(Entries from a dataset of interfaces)
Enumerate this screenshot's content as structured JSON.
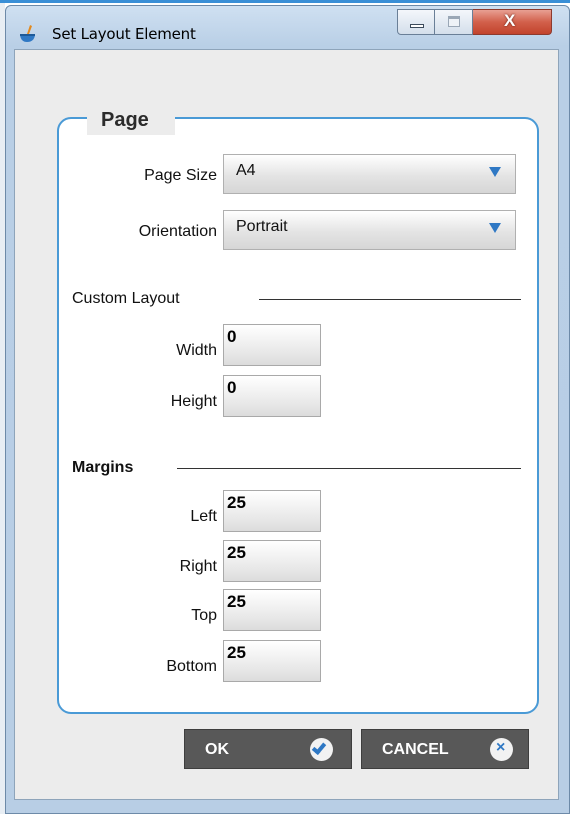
{
  "window": {
    "title": "Set Layout Element",
    "controls": {
      "minimize": "minimize",
      "maximize": "maximize",
      "close": "X"
    },
    "accent_color": "#4a9ad6"
  },
  "group": {
    "title": "Page",
    "page_size": {
      "label": "Page Size",
      "value": "A4"
    },
    "orientation": {
      "label": "Orientation",
      "value": "Portrait"
    },
    "custom_layout": {
      "heading": "Custom Layout",
      "width": {
        "label": "Width",
        "value": "0"
      },
      "height": {
        "label": "Height",
        "value": "0"
      }
    },
    "margins": {
      "heading": "Margins",
      "left": {
        "label": "Left",
        "value": "25"
      },
      "right": {
        "label": "Right",
        "value": "25"
      },
      "top": {
        "label": "Top",
        "value": "25"
      },
      "bottom": {
        "label": "Bottom",
        "value": "25"
      }
    }
  },
  "buttons": {
    "ok": {
      "label": "OK",
      "icon": "checkmark-icon"
    },
    "cancel": {
      "label": "CANCEL",
      "icon": "close-circle-icon"
    }
  }
}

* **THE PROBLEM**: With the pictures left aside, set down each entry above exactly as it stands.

* **SOLUTION FOR THIS EXERCISE**:
Enumerate this screenshot's content as structured JSON.
{
  "window": {
    "title": "Set Layout Element",
    "controls": {
      "minimize": "minimize",
      "maximize": "maximize",
      "close": "X"
    },
    "accent_color": "#4a9ad6"
  },
  "group": {
    "title": "Page",
    "page_size": {
      "label": "Page Size",
      "value": "A4"
    },
    "orientation": {
      "label": "Orientation",
      "value": "Portrait"
    },
    "custom_layout": {
      "heading": "Custom Layout",
      "width": {
        "label": "Width",
        "value": "0"
      },
      "height": {
        "label": "Height",
        "value": "0"
      }
    },
    "margins": {
      "heading": "Margins",
      "left": {
        "label": "Left",
        "value": "25"
      },
      "right": {
        "label": "Right",
        "value": "25"
      },
      "top": {
        "label": "Top",
        "value": "25"
      },
      "bottom": {
        "label": "Bottom",
        "value": "25"
      }
    }
  },
  "buttons": {
    "ok": {
      "label": "OK",
      "icon": "checkmark-icon"
    },
    "cancel": {
      "label": "CANCEL",
      "icon": "close-circle-icon"
    }
  }
}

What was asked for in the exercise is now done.